With the Russian missile transport ships holding on the border of the US naval blockade, and military alert at DEFCON 2, the Cuban Missile Crisis has the world balancing on a knife edge. Kennedy and Kruschev are deadlocked, each demanding the other back down and neither prepared to do so. In his 1962 August 26th message to the US, Kruschev advised Kennedy: "You and I should not now pull on the ends of the rope in which you have tied a knot of war, because the harder you and I pull, the tighter the knot will become. And a time may come when this knot is tied so tight that the person who tied it is no longer capable of untying it, and then the knot will have to be cut. What that would mean I need not explain to you, because you yourself understand perfectly what dreaded forces our two countries possess." How would it all end? Obviously there was a compromise. Which is why we're talking about the Cuban Missile Crisis rather than the Bombing of Havana or World War Three. Kennedy agreed to a US guarantee not to invade Cuba, and later privately agreed to remove 15 Jupiter missiles from Turkey; Kruschev withdrew all missiles from Cuba. On November 20th, Kennedy ended the US blockade, and everyone lived happily ever after. See how easy things are if we all co-operate?
Having brought the world to the brink of destruction, the two super-powers were finally forced to really think quite hard
about their nuclear weapons policy. A teleprinter hotline was installed between the White House and the Kremlin,
allowing the two nations immediate contact in the event of future disagreements, and in October of the following year
the Partial Test Ban Treaty - also known as The Treaty Banning Nuclear Weapon Tests in the Atmosphere, in Outer
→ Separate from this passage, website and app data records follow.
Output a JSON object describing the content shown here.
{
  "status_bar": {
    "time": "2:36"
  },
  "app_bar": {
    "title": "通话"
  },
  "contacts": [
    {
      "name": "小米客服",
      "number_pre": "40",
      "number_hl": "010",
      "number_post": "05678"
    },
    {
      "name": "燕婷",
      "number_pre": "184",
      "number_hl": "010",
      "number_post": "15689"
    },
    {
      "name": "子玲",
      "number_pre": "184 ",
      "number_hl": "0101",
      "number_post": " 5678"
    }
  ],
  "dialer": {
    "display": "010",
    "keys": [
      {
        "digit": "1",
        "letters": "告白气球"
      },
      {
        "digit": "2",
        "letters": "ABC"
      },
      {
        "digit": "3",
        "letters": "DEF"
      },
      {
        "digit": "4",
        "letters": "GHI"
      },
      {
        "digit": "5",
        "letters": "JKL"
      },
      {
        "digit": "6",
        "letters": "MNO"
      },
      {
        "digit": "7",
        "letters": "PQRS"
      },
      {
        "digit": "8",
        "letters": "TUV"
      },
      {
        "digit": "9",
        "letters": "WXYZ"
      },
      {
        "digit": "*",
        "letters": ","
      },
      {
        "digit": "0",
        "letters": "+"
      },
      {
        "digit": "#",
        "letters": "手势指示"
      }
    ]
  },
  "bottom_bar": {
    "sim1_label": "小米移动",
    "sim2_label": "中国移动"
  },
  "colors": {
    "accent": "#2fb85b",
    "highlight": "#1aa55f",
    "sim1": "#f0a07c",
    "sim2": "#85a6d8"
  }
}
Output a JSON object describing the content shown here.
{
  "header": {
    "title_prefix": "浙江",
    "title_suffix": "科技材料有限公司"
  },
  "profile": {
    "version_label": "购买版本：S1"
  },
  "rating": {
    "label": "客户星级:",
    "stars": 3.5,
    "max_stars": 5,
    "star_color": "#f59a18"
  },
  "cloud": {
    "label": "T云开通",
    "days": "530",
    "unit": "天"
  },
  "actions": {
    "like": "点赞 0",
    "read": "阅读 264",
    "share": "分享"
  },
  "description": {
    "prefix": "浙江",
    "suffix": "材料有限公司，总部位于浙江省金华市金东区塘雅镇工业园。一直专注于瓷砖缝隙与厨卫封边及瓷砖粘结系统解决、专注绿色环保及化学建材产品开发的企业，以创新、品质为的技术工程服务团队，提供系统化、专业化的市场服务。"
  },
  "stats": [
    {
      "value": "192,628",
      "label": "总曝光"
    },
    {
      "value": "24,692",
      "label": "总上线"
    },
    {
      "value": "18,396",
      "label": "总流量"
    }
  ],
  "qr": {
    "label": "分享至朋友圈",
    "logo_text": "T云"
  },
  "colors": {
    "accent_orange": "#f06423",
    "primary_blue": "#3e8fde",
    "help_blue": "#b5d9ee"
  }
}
Space, and Under Water - came into effect. That one's pretty clear, I think?
Of course, you'll note it's not The Treaty Banning Nuclear Weapons. Oh no. That would be quite, quite... MAD. Mutually Assured Destruction. The cornerstone of Cold War military strategy. Also known by those linguistically gifted Russians as "nuclear terrorization". The concept is simple - if two opposing powers have the capacity to utterly destroy each other, they'll never go to war. Fair go, it worked, but you can't help getting the feeling there's a gaping hole in the logic there somewhere. Perhaps it's me. The theory was largely developed by Robert McNamara, the U.S. Secretary of Defence, who also worked tirelessly to bring us the idea of first and second strike
To have first strike capability would imply that a country could destroy the entire nuclear arsenal of another without retaliation. A nation with second strike capability can't defend itself from an attack, but will respond with equally deadly force. Much of the justification for the arms race stemmed directly from the fear, on both sides of the Iron Curtain, that the enemy might achieve first strike capacity.
Such was the belief in MAD that in 1972, President Richard Nixon and Communist Party General Secretary Leonid Brezhnev signed the Anti-Ballistic Missile Treaty, effectively halting the development of a strategic system of missile defence that would shoot down incoming ICBM warheads before impact.
Strategic defence has been a controversial subject throughout the history of the Cold War, and it's perhaps hard
to grasp why a program that aims to stop incoming nuclear missiles is considered more problematic than the
missiles themselves, which were still rolling out of factories by the truckload. However, the basic thinking behind
this comes down to first strike capacity again. Nuclear weapons were an existing technology, but ABMs and
strategic defence weren't, and with both sides now engaged in constant espionage it would have been impossible
to build and test such a system without the other getting early wind of it.
And if that had happened, then the balance of power would have been noticeably tipped, with the only option
being a massive pre-emptive strike from the opposing team. I say only option, obviously that's from the point of view of military strategy. Anyway, there it is. It's important to have a good understanding of this because next time we'll be focusing on my favourite period of paranoid nuclear history - the Reagan years!
It's also worth mentioning that although most of the really big stories in nuclear weapons development pertain to the two Superpowers, by the mid-sixties Britain, France and China also had the bomb, and the five would maintain their monopoly for some time, under the banner of the Nuclear Non-Proliferation Treaty, but again, we'll come to that next time.Oh, and just for the record, on December 13, 2001, George W. Bush gave Russia six months notice of the United States' withdrawal from the ABM treaty, their first withdrawal from a major international arms